Now, that I have your attention, I will specify: if you are squeamish about snakes, just exit this blog post now.
You may recall that I have done everything in my power to have blooms this year on my garden phlox. The deer usually mow them down once the foliage is a few inches tall.
This procedure has involved netting, fencing, zip ties and every garden stake I could round up.
And it has worked perfectly to keep the deer away.
Monday evening, Motor Man and I were standing on the deck beside the railing in the above picture. I leaned over to point at the foliage, and he suddenly said: “Get back!”.
Between that old wash tub and the phlox was a huge black snake. Now, I. Do. Not. Do. Snakes. I know that (supposedly) black snakes are harmless and good for the yard because they keep other snakes away, yada, yada, yada. I. Do. Not. Do. Snakes.
This one was entangled in the netting. Badly entangled.
And even though, he was a “good” snake, there was no way that Motor Man and I were going to even attempt to free him from that netting. We just went right back in the house knowing that the next morning, he’d be gone….one way or the other.
But the next day, he was: still there, still entangled, and still alive.
Ed, a tree expert that Motor Man has known forever, had been in our yard earlier that day taking care of some tree work. So Motor Man called him, and Ed said he’d come take a look at the snake situation. As it turns out, there was no saving the snake at that point, so Ed put him out of his misery and…..discarded him.
About 30 minutes later, I was in the kitchen and glanced out the window to see how much damage the snake had done to my deer barricade… and I could not believe what I saw.
Another black snake. Just as big. In the very same location. Entangled in the netting. Sheesh.
Another call to Ed, who thankfully was nearby. He and his buddy, Mike, came right away. This snake hadn’t gotten as entangled as the first, so Mike went right to work to save him. He asked for a garbage bag so he could take him and release him FAR, FAR away. (To which Ed said: “You are NOT putting that snake in the cab of my truck….”)
I recorded the last part of the event (while Motor Man and I watched safely from the deck):
(The dog Motor Man was referring to in the video is Ed’s little pooch, who did keep his distance from the area.) I sent the video to Ed, and he called Motor Man, laughing. And Motor Man and I laugh every time we watch it. So thanks to Ed and Mike for the snake removal. And you can bet that I’m watching every step I take in the yard ‘these days’. Because I. Do. Not. Do. Snakes.
~These Days Of Mine~
Oh. My. Goodness!! Can’t believe there were two!!
I. Do. Not. Do. Them. Either!! But I did think the video was hilarious even though finding those two huge snakes I’m sure wasn’t the least bit hilarious for you!!

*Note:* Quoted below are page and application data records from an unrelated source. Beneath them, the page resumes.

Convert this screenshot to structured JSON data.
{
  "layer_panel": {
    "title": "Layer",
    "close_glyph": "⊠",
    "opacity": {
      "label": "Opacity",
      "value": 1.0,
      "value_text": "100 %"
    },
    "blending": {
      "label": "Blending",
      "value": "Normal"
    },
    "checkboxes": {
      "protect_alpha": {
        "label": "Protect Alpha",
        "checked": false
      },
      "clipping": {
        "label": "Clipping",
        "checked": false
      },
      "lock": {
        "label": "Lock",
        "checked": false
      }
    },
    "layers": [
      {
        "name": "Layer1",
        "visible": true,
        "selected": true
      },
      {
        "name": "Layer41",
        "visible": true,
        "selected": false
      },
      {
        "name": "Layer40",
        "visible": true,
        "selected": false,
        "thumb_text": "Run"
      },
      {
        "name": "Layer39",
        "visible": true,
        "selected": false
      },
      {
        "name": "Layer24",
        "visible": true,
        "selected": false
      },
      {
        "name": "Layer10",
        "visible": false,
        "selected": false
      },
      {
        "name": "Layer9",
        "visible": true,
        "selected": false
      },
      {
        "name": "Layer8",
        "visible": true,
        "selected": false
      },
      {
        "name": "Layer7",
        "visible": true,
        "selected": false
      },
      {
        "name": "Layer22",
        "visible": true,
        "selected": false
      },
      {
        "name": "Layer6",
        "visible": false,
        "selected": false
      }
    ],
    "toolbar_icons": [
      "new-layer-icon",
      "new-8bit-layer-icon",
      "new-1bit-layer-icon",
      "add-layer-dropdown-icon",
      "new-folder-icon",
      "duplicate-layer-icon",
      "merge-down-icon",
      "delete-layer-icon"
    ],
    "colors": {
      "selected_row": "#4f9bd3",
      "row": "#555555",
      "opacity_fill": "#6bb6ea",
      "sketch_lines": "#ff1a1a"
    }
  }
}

OMP. We do.not.do.snakes.either. NO WAY! And sometimes we get some in our backyard that fortunately the neighbor takes care of… thank goodness! XOXO – Bacon
Nope, nope, NOPE. I do not do snakes either and my hubby is even worse at doing snakes even though we know black snakes aren’t harmful and can be beneficial and eat mice, etc. Oh mylanta, I’m glad you had a “rescue team” nearby to take care of them. But eww….I would be creeped out thinking there were more lurking in my yard especially after seeing two large ones like those! Step carefully, Dianna!!
What a dangerous place for snakes, would be better if they have no possibilities to entangle and they could just continue their trip away from your garden. We just collect snakes to a bucket and carry them away.
This next morning, I removed the netting, so hopefully we won’t have any more issues!
Needless to say I went through this blog very quickly avoiding the pictures. Like you I DO NOT DO SNAKES. Glad you and JR were safe.
One out of two ain’t bad …
A person’s view of snakes will determine what I mean by that !!
Snakes NOT done here either!!!! Stay alert!!!